Redmond’s Whidby couple to embark on Big Ride Pacific Coast

Doug and Moira Whidby of Redmond’s Rose Hill neighborhood will embark on a 15-day, 960-mile bike ride from Seattle to San Francisco on Sept. 13.

Doug and Moira Whidby of Redmond’s Rose Hill neighborhood will embark on a 15-day, 960-mile bike ride from Seattle to San Francisco on Sept. 13.

The ride should be “a piece of cake” — make that anniversary cake — for the Whidbys. They met 10 years ago on a 3,000-mile bike ride from Seattle to Washington, D.C. and will celebrate their ninth wedding anniversary on Sept. 25, probably somewhere near Fort Bragg, Calif.

Now, just as 10 years ago, they’re riding to raise money for the American Lung Association. Proceeds from the “Big Ride Pacific Coast” will fund ways to prevent and cure diseases such as lung cancer, emphysema, asthma and pulmonary fibrosis and teach children with asthma how to manage their symptoms.

The couple described how the Big Ride brought them together. Doug, a vice-president at Convergint Technologies in Renton, was from the Northwest. Moira, who is now a Microsoft marketing consultant for the Windows Home Server Team, had been working in New York. She got sick during the first Big Ride and was hospitalized in South Dakota. Doug’s teammate also got sick at that time and introduced them.

According to Moira, sparks didn’t fly right away.

“Nothing started on the ride, but we rode at the same pace and kept in touch through the Internet afterward,” she said.

Another compatibility was that Moira is asthmatic and Doug went on the ride because his daughter had asthma.

“There was no pretense in the way we met,” Moira continued. “We didn’t expect to see each other again after the ride.”

However, their friendship deepened after “a great lunch in Frostburg, Maryland — a teeny town,” she reminisced. “This will be our first Big Ride since that one,” she added, beaming.

And how sweet is this? They’ll be riding a custom-made tandem bike that was a bridal gift from their friends. Instead of registering for china or stemware, they registered for parts of the bike.
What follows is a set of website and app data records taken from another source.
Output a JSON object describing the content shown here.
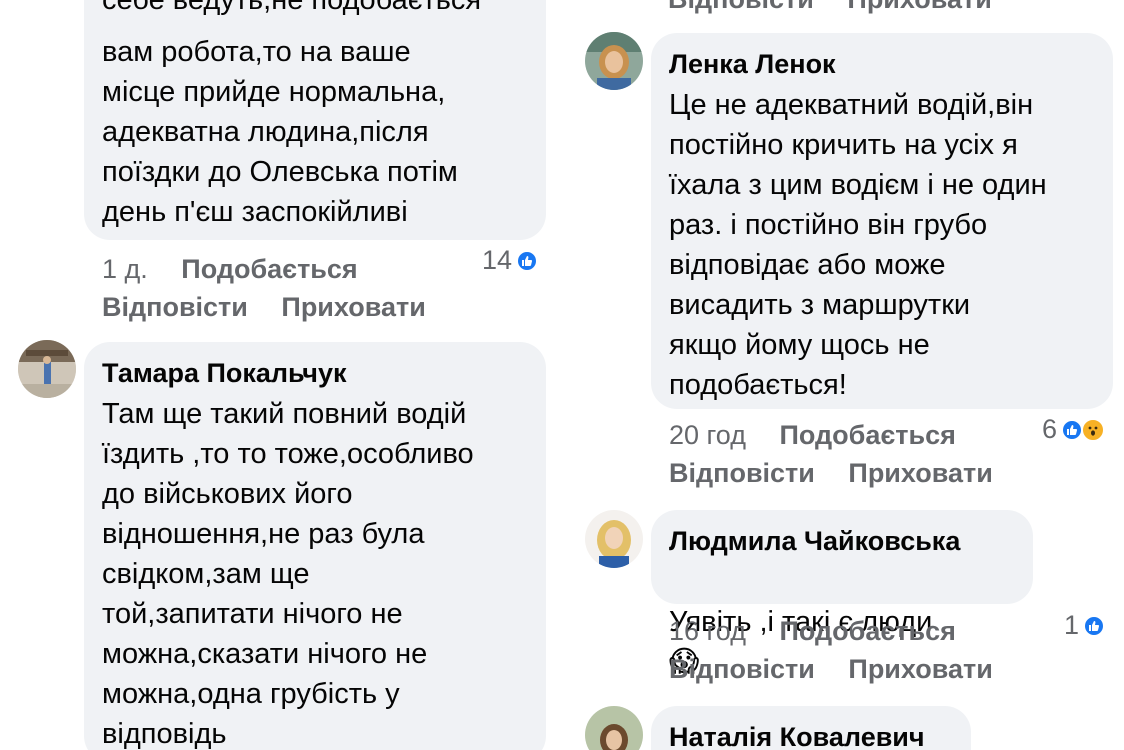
{
  "comments": [
    {
      "id": "c1",
      "text": "вам робота,то на ваше\nмісце прийде нормальна,\nадекватна людина,після\nпоїздки до Олевська потім\nдень п'єш заспокійливі",
      "time": "1 д.",
      "like_label": "Подобається",
      "reply_label": "Відповісти",
      "hide_label": "Приховати",
      "reaction_count": "14",
      "reactions": [
        "like-icon"
      ]
    },
    {
      "id": "c2",
      "author": "Тамара Покальчук",
      "text": "Там ще такий повний водій\nїздить ,то то тоже,особливо\nдо військових його\nвідношення,не раз була\nсвідком,зам ще\nтой,запитати нічого не\nможна,сказати нічого не\nможна,одна грубість у\nвідповідь"
    },
    {
      "id": "c3",
      "author": "Ленка Ленок",
      "text": "Це не адекватний водій,він\nпостійно кричить на усіх я\nїхала з цим водієм і не один\nраз. і постійно він грубо\nвідповідає або може\nвисадить з маршрутки\nякщо йому щось не\nподобається!",
      "time": "20 год",
      "like_label": "Подобається",
      "reply_label": "Відповісти",
      "hide_label": "Приховати",
      "reaction_count": "6",
      "reactions": [
        "like-icon",
        "wow-icon"
      ]
    },
    {
      "id": "c4",
      "author": "Людмила Чайковська",
      "text": "Уявіть ,і такі є люди",
      "emoji": "😱",
      "time": "16 год",
      "like_label": "Подобається",
      "reply_label": "Відповісти",
      "hide_label": "Приховати",
      "reaction_count": "1",
      "reactions": [
        "like-icon"
      ]
    },
    {
      "id": "c5",
      "author": "Наталія Ковалевич"
    }
  ],
  "top_right": {
    "reply_label": "Відповісти",
    "hide_label": "Приховати"
  },
  "colors": {
    "bubble": "#f0f2f5",
    "meta": "#65676b",
    "like": "#1877f2"
  }
}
“We’d both been married before and had everything we needed,” Moira explained.

Her five-year-old nephews bought the spokes; others bought the saddles and so on.

The Whidbys didn’t start training for this Big Ride until July 4. They thought they were going to attend a family wedding this month but sadly, the bride-to-be was killed in a car accident. They will ride in her memory and in honor of other loved ones who died of lung disease.

On an average day, they’ll ride about 80 miles and are hoping for good weather.

“We’re excited and scared all at the same time. But that’s good because it means we’re being realistic,” said Moira.

To boost riders’ confidence, said Doug, “Each day, there’s a ride map that tells you about elevation details, route markers, et cetera. It’s helpful to gauge your day ahead — how to pace yourself, fuel yourself and manage your energy level.”

And former Big Riders will travel with the group, providing meals, bike maintenance and access to showers and washing facilities.

We asked the Whidbys if there were any special landmarks that they looked forward to seeing along the way.

“I’m most interested in being able to duplicate the same kind of ride as 10 years ago, this time together,” Doug replied. “It’s more about that than what we see along the way. We love cycling — it’s the whole ride experience from start to finish. It’s a very different experience, between being in a car with the windows rolled up and the stereo on.”

When you’re on a bike, “you’ve got the wind, the sights, the sounds, the smells. There’s nothing like it,” he said. “And everyone on the ride has a common bond, a link to lung disease.”

The Whidbys have raised around $3,000 toward helping people breathe easier.